How to Establish Witness Credibility ?

In People v. Medina, 41 Cal.App.3d 438 (1974), the prosecutor attempted to shore up the credibility of his own witnesses by pointing out to the jury that they were put on the stand, cross-examined and subjected to charges of perjury. (Id. at p. 457.) The prosecutor also noted the witnesses' testimony was "unrefuted." (Ibid.) The court found, "The net effect of these remarks in combination was to urge the jury to believe the testimony of the prosecution witnesses because the defendants, who were the only ones who could have refuted it, did not take the stand and subject themselves to cross-examination and to prosecution for perjury.
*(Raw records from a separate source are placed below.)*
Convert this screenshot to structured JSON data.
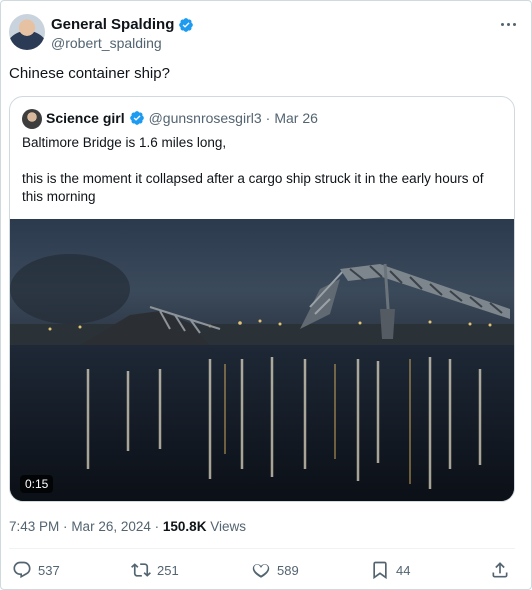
{
  "author": {
    "display_name": "General Spalding",
    "handle": "@robert_spalding",
    "verified_icon": "verified-badge-icon"
  },
  "tweet": {
    "text": "Chinese container ship?"
  },
  "quoted": {
    "display_name": "Science girl",
    "handle": "@gunsnrosesgirl3",
    "separator": "·",
    "date": "Mar 26",
    "text_line1": "Baltimore Bridge is 1.6 miles long,",
    "text_line2": "this is the moment it collapsed after a cargo ship struck it in the early hours of this morning",
    "video_duration": "0:15"
  },
  "meta": {
    "time": "7:43 PM",
    "separator": "·",
    "date": "Mar 26, 2024",
    "views_count": "150.8K",
    "views_label": "Views"
  },
  "actions": {
    "replies": "537",
    "reposts": "251",
    "likes": "589",
    "bookmarks": "44"
  },
  "colors": {
    "text": "#0f1419",
    "secondary": "#536471",
    "verified": "#1d9bf0",
    "border": "#cfd9de"
  }
}
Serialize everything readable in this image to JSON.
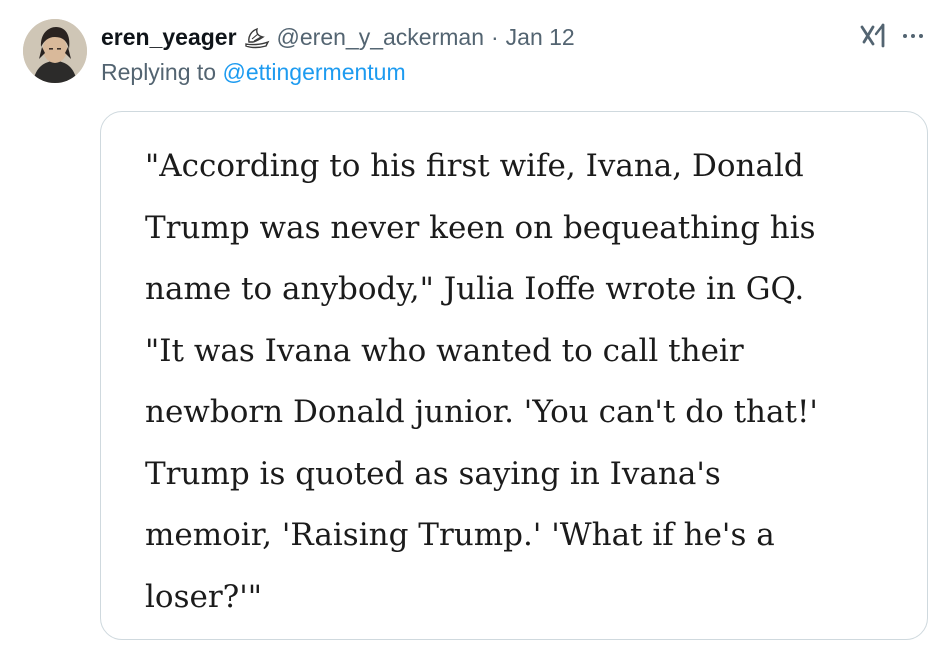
{
  "tweet": {
    "display_name": "eren_yeager",
    "handle": "@eren_y_ackerman",
    "separator": "·",
    "date": "Jan 12",
    "replying_prefix": "Replying to ",
    "replying_to": "@ettingermentum"
  },
  "media": {
    "quote_lines": [
      "\"According to his first wife, Ivana, Donald",
      "Trump was never keen on bequeathing his",
      "name to anybody,\" Julia Ioffe wrote in GQ.",
      "\"It was Ivana who wanted to call their",
      "newborn Donald junior. 'You can't do that!'",
      "Trump is quoted as saying in Ivana's",
      "memoir, 'Raising Trump.' 'What if he's a",
      "loser?'\""
    ]
  },
  "icons": {
    "avatar": "profile-avatar",
    "badge": "wing-emoji-icon",
    "grok": "grok-icon",
    "more": "more-icon"
  },
  "colors": {
    "secondary_text": "#536471",
    "link": "#1d9bf0",
    "card_border": "#cfd9de"
  }
}
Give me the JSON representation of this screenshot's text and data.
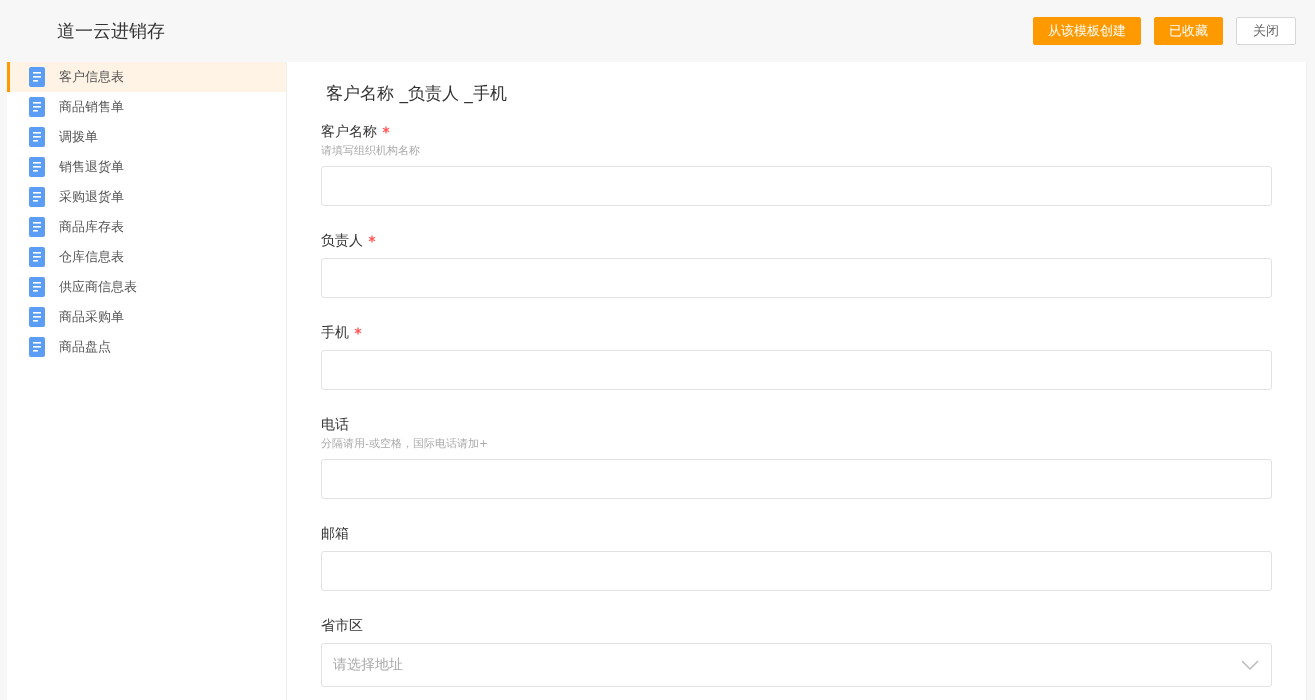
{
  "header": {
    "title": "道一云进销存",
    "buttons": [
      {
        "label": "从该模板创建",
        "kind": "primary"
      },
      {
        "label": "已收藏",
        "kind": "primary"
      },
      {
        "label": "关闭",
        "kind": "default"
      }
    ]
  },
  "sidebar": {
    "items": [
      {
        "label": "客户信息表",
        "selected": true
      },
      {
        "label": "商品销售单",
        "selected": false
      },
      {
        "label": "调拨单",
        "selected": false
      },
      {
        "label": "销售退货单",
        "selected": false
      },
      {
        "label": "采购退货单",
        "selected": false
      },
      {
        "label": "商品库存表",
        "selected": false
      },
      {
        "label": "仓库信息表",
        "selected": false
      },
      {
        "label": "供应商信息表",
        "selected": false
      },
      {
        "label": "商品采购单",
        "selected": false
      },
      {
        "label": "商品盘点",
        "selected": false
      }
    ]
  },
  "form": {
    "title": "客户名称 _负责人 _手机",
    "fields": [
      {
        "label": "客户名称",
        "required": true,
        "hint": "请填写组织机构名称",
        "kind": "text"
      },
      {
        "label": "负责人",
        "required": true,
        "kind": "text"
      },
      {
        "label": "手机",
        "required": true,
        "kind": "text"
      },
      {
        "label": "电话",
        "required": false,
        "hint": "分隔请用-或空格，国际电话请加+",
        "kind": "text"
      },
      {
        "label": "邮箱",
        "required": false,
        "kind": "text"
      },
      {
        "label": "省市区",
        "required": false,
        "kind": "select",
        "placeholder": "请选择地址"
      }
    ]
  }
}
Little discussion of authority is necessary to demonstrate that this was Griffin citations error." (Ibid.)